▶ EXERCISE DATA:
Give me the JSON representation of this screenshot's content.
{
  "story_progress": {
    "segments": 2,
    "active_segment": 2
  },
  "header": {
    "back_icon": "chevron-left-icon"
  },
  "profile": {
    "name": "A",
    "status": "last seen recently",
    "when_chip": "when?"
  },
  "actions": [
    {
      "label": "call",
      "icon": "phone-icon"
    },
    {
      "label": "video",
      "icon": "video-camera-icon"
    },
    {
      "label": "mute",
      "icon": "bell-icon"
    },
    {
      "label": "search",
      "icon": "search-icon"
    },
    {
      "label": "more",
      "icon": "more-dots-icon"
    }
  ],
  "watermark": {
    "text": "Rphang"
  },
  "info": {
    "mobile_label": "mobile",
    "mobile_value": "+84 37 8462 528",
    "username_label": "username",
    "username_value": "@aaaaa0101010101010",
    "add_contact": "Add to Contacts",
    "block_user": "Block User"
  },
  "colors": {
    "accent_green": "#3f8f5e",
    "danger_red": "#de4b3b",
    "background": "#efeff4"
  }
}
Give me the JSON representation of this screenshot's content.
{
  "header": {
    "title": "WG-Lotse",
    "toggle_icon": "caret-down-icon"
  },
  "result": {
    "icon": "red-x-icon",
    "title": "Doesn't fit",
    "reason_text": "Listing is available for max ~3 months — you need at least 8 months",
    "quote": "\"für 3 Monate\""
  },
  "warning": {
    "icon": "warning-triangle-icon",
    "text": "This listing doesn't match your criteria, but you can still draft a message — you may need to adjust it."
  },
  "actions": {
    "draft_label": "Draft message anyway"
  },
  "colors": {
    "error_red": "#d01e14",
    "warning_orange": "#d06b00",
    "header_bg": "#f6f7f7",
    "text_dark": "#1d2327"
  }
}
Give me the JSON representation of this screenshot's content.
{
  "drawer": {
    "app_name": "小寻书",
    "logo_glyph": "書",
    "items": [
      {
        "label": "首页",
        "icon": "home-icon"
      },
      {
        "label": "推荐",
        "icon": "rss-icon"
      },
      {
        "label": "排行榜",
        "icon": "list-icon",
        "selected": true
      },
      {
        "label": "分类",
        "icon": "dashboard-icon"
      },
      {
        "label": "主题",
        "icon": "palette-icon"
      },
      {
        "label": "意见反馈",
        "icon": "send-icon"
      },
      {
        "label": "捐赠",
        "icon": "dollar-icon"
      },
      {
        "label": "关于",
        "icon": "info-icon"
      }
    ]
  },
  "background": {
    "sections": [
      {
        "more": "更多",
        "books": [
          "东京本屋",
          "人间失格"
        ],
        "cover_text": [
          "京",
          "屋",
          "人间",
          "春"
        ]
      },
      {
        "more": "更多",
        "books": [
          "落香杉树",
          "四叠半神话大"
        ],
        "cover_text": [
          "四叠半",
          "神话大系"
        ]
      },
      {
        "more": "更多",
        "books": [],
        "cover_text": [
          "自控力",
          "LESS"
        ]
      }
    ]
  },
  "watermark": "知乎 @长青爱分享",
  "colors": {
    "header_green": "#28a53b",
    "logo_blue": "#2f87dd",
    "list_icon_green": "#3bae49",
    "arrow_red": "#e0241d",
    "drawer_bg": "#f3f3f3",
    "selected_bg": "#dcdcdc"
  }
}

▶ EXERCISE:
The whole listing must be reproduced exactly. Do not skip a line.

▶ ANSWER FOR THIS EXERCISE:
Give me the JSON representation of this screenshot's content.
{
  "story_progress": {
    "segments": 2,
    "active_segment": 2
  },
  "header": {
    "back_icon": "chevron-left-icon"
  },
  "profile": {
    "name": "A",
    "status": "last seen recently",
    "when_chip": "when?"
  },
  "actions": [
    {
      "label": "call",
      "icon": "phone-icon"
    },
    {
      "label": "video",
      "icon": "video-camera-icon"
    },
    {
      "label": "mute",
      "icon": "bell-icon"
    },
    {
      "label": "search",
      "icon": "search-icon"
    },
    {
      "label": "more",
      "icon": "more-dots-icon"
    }
  ],
  "watermark": {
    "text": "Rphang"
  },
  "info": {
    "mobile_label": "mobile",
    "mobile_value": "+84 37 8462 528",
    "username_label": "username",
    "username_value": "@aaaaa0101010101010",
    "add_contact": "Add to Contacts",
    "block_user": "Block User"
  },
  "colors": {
    "accent_green": "#3f8f5e",
    "danger_red": "#de4b3b",
    "background": "#efeff4"
  }
}
Give me the JSON representation of this screenshot's content.
{
  "header": {
    "title": "WG-Lotse",
    "toggle_icon": "caret-down-icon"
  },
  "result": {
    "icon": "red-x-icon",
    "title": "Doesn't fit",
    "reason_text": "Listing is available for max ~3 months — you need at least 8 months",
    "quote": "\"für 3 Monate\""
  },
  "warning": {
    "icon": "warning-triangle-icon",
    "text": "This listing doesn't match your criteria, but you can still draft a message — you may need to adjust it."
  },
  "actions": {
    "draft_label": "Draft message anyway"
  },
  "colors": {
    "error_red": "#d01e14",
    "warning_orange": "#d06b00",
    "header_bg": "#f6f7f7",
    "text_dark": "#1d2327"
  }
}
Give me the JSON representation of this screenshot's content.
{
  "drawer": {
    "app_name": "小寻书",
    "logo_glyph": "書",
    "items": [
      {
        "label": "首页",
        "icon": "home-icon"
      },
      {
        "label": "推荐",
        "icon": "rss-icon"
      },
      {
        "label": "排行榜",
        "icon": "list-icon",
        "selected": true
      },
      {
        "label": "分类",
        "icon": "dashboard-icon"
      },
      {
        "label": "主题",
        "icon": "palette-icon"
      },
      {
        "label": "意见反馈",
        "icon": "send-icon"
      },
      {
        "label": "捐赠",
        "icon": "dollar-icon"
      },
      {
        "label": "关于",
        "icon": "info-icon"
      }
    ]
  },
  "background": {
    "sections": [
      {
        "more": "更多",
        "books": [
          "东京本屋",
          "人间失格"
        ],
        "cover_text": [
          "京",
          "屋",
          "人间",
          "春"
        ]
      },
      {
        "more": "更多",
        "books": [
          "落香杉树",
          "四叠半神话大"
        ],
        "cover_text": [
          "四叠半",
          "神话大系"
        ]
      },
      {
        "more": "更多",
        "books": [],
        "cover_text": [
          "自控力",
          "LESS"
        ]
      }
    ]
  },
  "watermark": "知乎 @长青爱分享",
  "colors": {
    "header_green": "#28a53b",
    "logo_blue": "#2f87dd",
    "list_icon_green": "#3bae49",
    "arrow_red": "#e0241d",
    "drawer_bg": "#f3f3f3",
    "selected_bg": "#dcdcdc"
  }
}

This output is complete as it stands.